Your task:
Return every record below exactly; leave out the images.

[Source records]
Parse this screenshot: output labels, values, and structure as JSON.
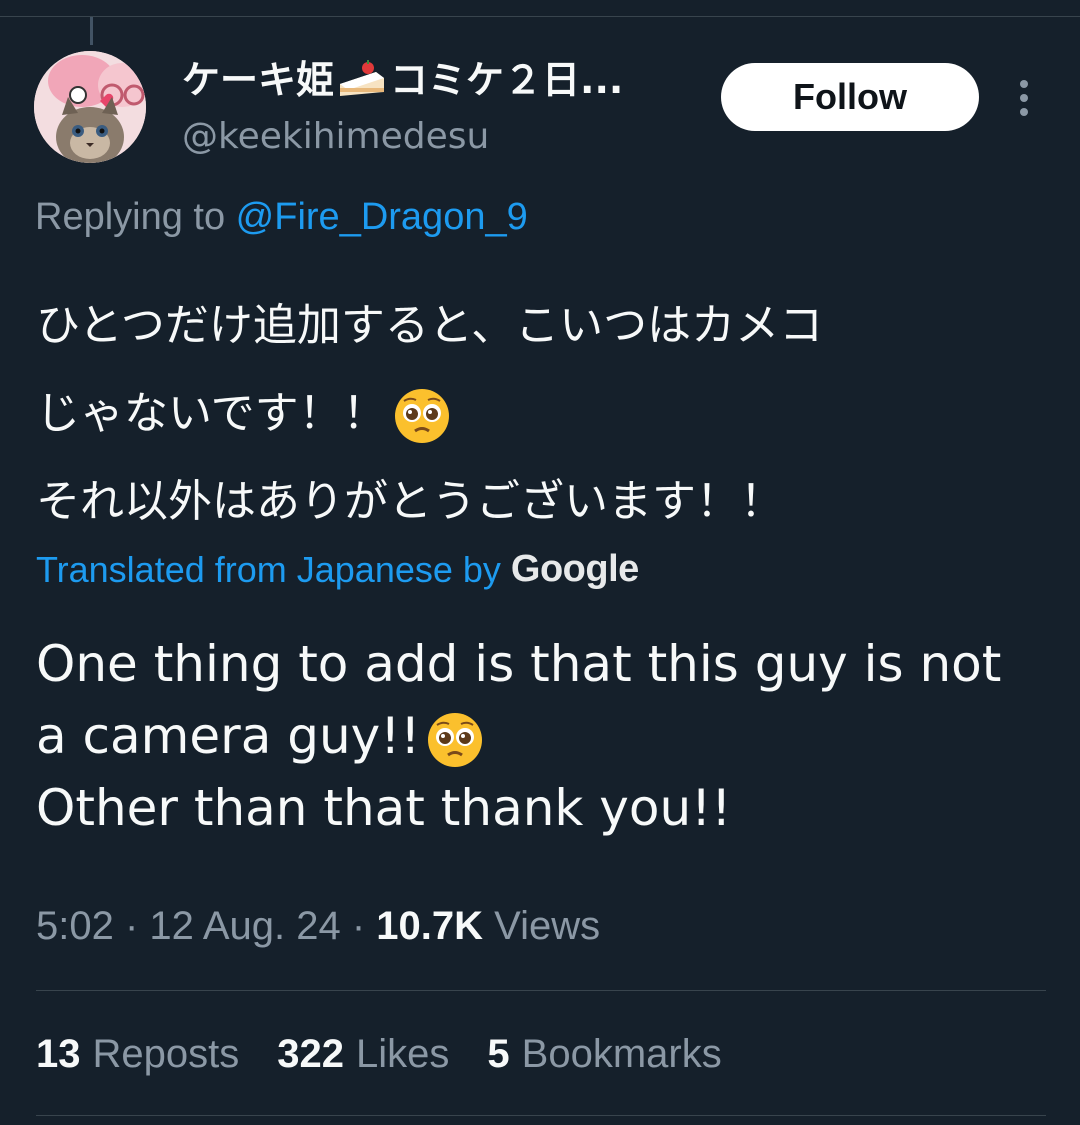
{
  "tweet": {
    "author": {
      "display_name": "ケーキ姫",
      "display_name_suffix": "コミケ２日...",
      "handle": "@keekihimedesu",
      "avatar": "avatar-image",
      "name_emoji": "cake-icon"
    },
    "follow_label": "Follow",
    "more_icon": "more-vertical-icon",
    "replying_prefix": "Replying to ",
    "replying_mention": "@Fire_Dragon_9",
    "original_lines": [
      "ひとつだけ追加すると、こいつはカメコ",
      "じゃないです！！",
      "それ以外はありがとうございます！！"
    ],
    "translated_from": "Translated from Japanese by",
    "translator": "Google",
    "translation_lines": [
      "One thing to add is that this guy is not",
      "a camera guy!!",
      "Other than that thank you!!"
    ],
    "time": "5:02",
    "date": "12 Aug. 24",
    "views_count": "10.7K",
    "views_label": "Views",
    "stats": {
      "reposts_count": "13",
      "reposts_label": "Reposts",
      "likes_count": "322",
      "likes_label": "Likes",
      "bookmarks_count": "5",
      "bookmarks_label": "Bookmarks"
    }
  },
  "colors": {
    "background": "#15202b",
    "text": "#f7f9f9",
    "secondary": "#8b98a5",
    "accent": "#1d9bf0",
    "divider": "#38444d"
  }
}
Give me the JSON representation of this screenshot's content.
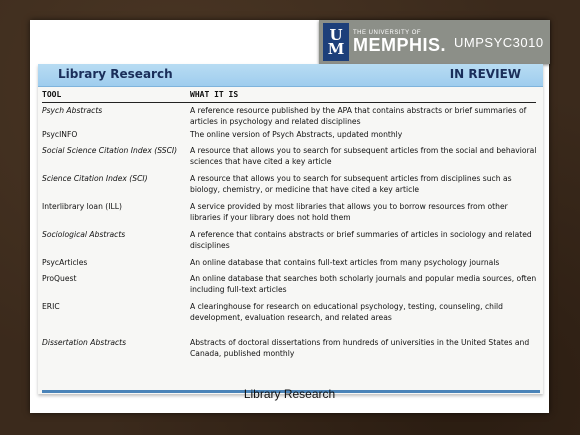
{
  "header": {
    "brand_small": "THE UNIVERSITY OF",
    "brand_name": "MEMPHIS.",
    "course": "UMPSYC3010"
  },
  "table": {
    "banner_title": "Library Research",
    "banner_tag": "IN REVIEW",
    "col_tool": "TOOL",
    "col_what": "WHAT IT IS",
    "rows": [
      {
        "tool": "Psych Abstracts",
        "italic": true,
        "desc": "A reference resource published by the APA that contains abstracts or brief summaries of articles in psychology and related disciplines"
      },
      {
        "tool": "PsycINFO",
        "italic": false,
        "desc": "The online version of Psych Abstracts, updated monthly"
      },
      {
        "tool": "Social Science Citation Index (SSCI)",
        "italic": true,
        "desc": "A resource that allows you to search for subsequent articles from the social and behavioral sciences that have cited a key article"
      },
      {
        "tool": "Science Citation Index (SCI)",
        "italic": true,
        "desc": "A resource that allows you to search for subsequent articles from disciplines such as biology, chemistry, or medicine that have cited a key article"
      },
      {
        "tool": "Interlibrary loan (ILL)",
        "italic": false,
        "desc": "A service provided by most libraries that allows you to borrow resources from other libraries if your library does not hold them"
      },
      {
        "tool": "Sociological Abstracts",
        "italic": true,
        "desc": "A reference that contains abstracts or brief summaries of articles in sociology and related disciplines"
      },
      {
        "tool": "PsycArticles",
        "italic": false,
        "desc": "An online database that contains full-text articles from many psychology journals"
      },
      {
        "tool": "ProQuest",
        "italic": false,
        "desc": "An online database that searches both scholarly journals and popular media sources, often including full-text articles"
      },
      {
        "tool": "ERIC",
        "italic": false,
        "desc": "A clearinghouse for research on educational psychology, testing, counseling, child development, evaluation research, and related areas"
      },
      {
        "tool": "Dissertation Abstracts",
        "italic": true,
        "desc": "Abstracts of doctoral dissertations from hundreds of universities in the United States and Canada, published monthly"
      }
    ]
  },
  "caption": "Library Research"
}
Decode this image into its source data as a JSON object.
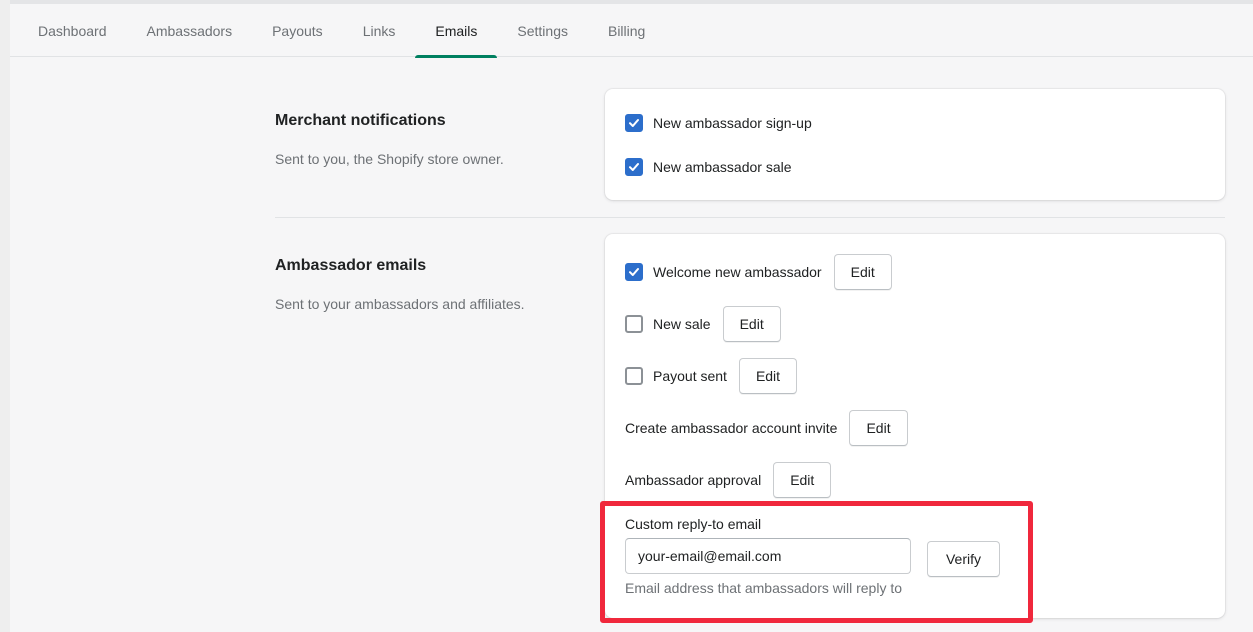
{
  "tabs": [
    {
      "label": "Dashboard",
      "active": false
    },
    {
      "label": "Ambassadors",
      "active": false
    },
    {
      "label": "Payouts",
      "active": false
    },
    {
      "label": "Links",
      "active": false
    },
    {
      "label": "Emails",
      "active": true
    },
    {
      "label": "Settings",
      "active": false
    },
    {
      "label": "Billing",
      "active": false
    }
  ],
  "merchant": {
    "title": "Merchant notifications",
    "description": "Sent to you, the Shopify store owner.",
    "items": [
      {
        "label": "New ambassador sign-up",
        "checked": true
      },
      {
        "label": "New ambassador sale",
        "checked": true
      }
    ]
  },
  "ambassador": {
    "title": "Ambassador emails",
    "description": "Sent to your ambassadors and affiliates.",
    "items": [
      {
        "label": "Welcome new ambassador",
        "checked": true,
        "edit_label": "Edit"
      },
      {
        "label": "New sale",
        "checked": false,
        "edit_label": "Edit"
      },
      {
        "label": "Payout sent",
        "checked": false,
        "edit_label": "Edit"
      },
      {
        "label": "Create ambassador account invite",
        "edit_label": "Edit"
      },
      {
        "label": "Ambassador approval",
        "edit_label": "Edit"
      }
    ],
    "reply_to": {
      "label": "Custom reply-to email",
      "value": "your-email@email.com",
      "verify_label": "Verify",
      "help": "Email address that ambassadors will reply to"
    }
  },
  "colors": {
    "accent": "#008060",
    "checkbox": "#2c6ecb",
    "highlight": "#f0283c"
  },
  "icons": {
    "checkmark": "checkmark-icon"
  }
}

Output of the task:
Parse this screenshot: output labels, values, and structure as JSON.
{
  "tweet": {
    "author": {
      "display_name": "ケーキ姫",
      "display_name_suffix": "コミケ２日...",
      "handle": "@keekihimedesu",
      "avatar": "avatar-image",
      "name_emoji": "cake-icon"
    },
    "follow_label": "Follow",
    "more_icon": "more-vertical-icon",
    "replying_prefix": "Replying to ",
    "replying_mention": "@Fire_Dragon_9",
    "original_lines": [
      "ひとつだけ追加すると、こいつはカメコ",
      "じゃないです！！",
      "それ以外はありがとうございます！！"
    ],
    "translated_from": "Translated from Japanese by",
    "translator": "Google",
    "translation_lines": [
      "One thing to add is that this guy is not",
      "a camera guy!!",
      "Other than that thank you!!"
    ],
    "time": "5:02",
    "date": "12 Aug. 24",
    "views_count": "10.7K",
    "views_label": "Views",
    "stats": {
      "reposts_count": "13",
      "reposts_label": "Reposts",
      "likes_count": "322",
      "likes_label": "Likes",
      "bookmarks_count": "5",
      "bookmarks_label": "Bookmarks"
    }
  },
  "colors": {
    "background": "#15202b",
    "text": "#f7f9f9",
    "secondary": "#8b98a5",
    "accent": "#1d9bf0",
    "divider": "#38444d"
  }
}
Give me the JSON representation of this screenshot's content.
{
  "header": {
    "brand_small": "THE UNIVERSITY OF",
    "brand_name": "MEMPHIS.",
    "course": "UMPSYC3010"
  },
  "table": {
    "banner_title": "Library Research",
    "banner_tag": "IN REVIEW",
    "col_tool": "TOOL",
    "col_what": "WHAT IT IS",
    "rows": [
      {
        "tool": "Psych Abstracts",
        "italic": true,
        "desc": "A reference resource published by the APA that contains abstracts or brief summaries of articles in psychology and related disciplines"
      },
      {
        "tool": "PsycINFO",
        "italic": false,
        "desc": "The online version of Psych Abstracts, updated monthly"
      },
      {
        "tool": "Social Science Citation Index (SSCI)",
        "italic": true,
        "desc": "A resource that allows you to search for subsequent articles from the social and behavioral sciences that have cited a key article"
      },
      {
        "tool": "Science Citation Index (SCI)",
        "italic": true,
        "desc": "A resource that allows you to search for subsequent articles from disciplines such as biology, chemistry, or medicine that have cited a key article"
      },
      {
        "tool": "Interlibrary loan (ILL)",
        "italic": false,
        "desc": "A service provided by most libraries that allows you to borrow resources from other libraries if your library does not hold them"
      },
      {
        "tool": "Sociological Abstracts",
        "italic": true,
        "desc": "A reference that contains abstracts or brief summaries of articles in sociology and related disciplines"
      },
      {
        "tool": "PsycArticles",
        "italic": false,
        "desc": "An online database that contains full-text articles from many psychology journals"
      },
      {
        "tool": "ProQuest",
        "italic": false,
        "desc": "An online database that searches both scholarly journals and popular media sources, often including full-text articles"
      },
      {
        "tool": "ERIC",
        "italic": false,
        "desc": "A clearinghouse for research on educational psychology, testing, counseling, child development, evaluation research, and related areas"
      },
      {
        "tool": "Dissertation Abstracts",
        "italic": true,
        "desc": "Abstracts of doctoral dissertations from hundreds of universities in the United States and Canada, published monthly"
      }
    ]
  },
  "caption": "Library Research"
}
Decode this image into its source data as a JSON object.
{
  "tabs": [
    {
      "label": "Dashboard",
      "active": false
    },
    {
      "label": "Ambassadors",
      "active": false
    },
    {
      "label": "Payouts",
      "active": false
    },
    {
      "label": "Links",
      "active": false
    },
    {
      "label": "Emails",
      "active": true
    },
    {
      "label": "Settings",
      "active": false
    },
    {
      "label": "Billing",
      "active": false
    }
  ],
  "merchant": {
    "title": "Merchant notifications",
    "description": "Sent to you, the Shopify store owner.",
    "items": [
      {
        "label": "New ambassador sign-up",
        "checked": true
      },
      {
        "label": "New ambassador sale",
        "checked": true
      }
    ]
  },
  "ambassador": {
    "title": "Ambassador emails",
    "description": "Sent to your ambassadors and affiliates.",
    "items": [
      {
        "label": "Welcome new ambassador",
        "checked": true,
        "edit_label": "Edit"
      },
      {
        "label": "New sale",
        "checked": false,
        "edit_label": "Edit"
      },
      {
        "label": "Payout sent",
        "checked": false,
        "edit_label": "Edit"
      },
      {
        "label": "Create ambassador account invite",
        "edit_label": "Edit"
      },
      {
        "label": "Ambassador approval",
        "edit_label": "Edit"
      }
    ],
    "reply_to": {
      "label": "Custom reply-to email",
      "value": "your-email@email.com",
      "verify_label": "Verify",
      "help": "Email address that ambassadors will reply to"
    }
  },
  "colors": {
    "accent": "#008060",
    "checkbox": "#2c6ecb",
    "highlight": "#f0283c"
  },
  "icons": {
    "checkmark": "checkmark-icon"
  }
}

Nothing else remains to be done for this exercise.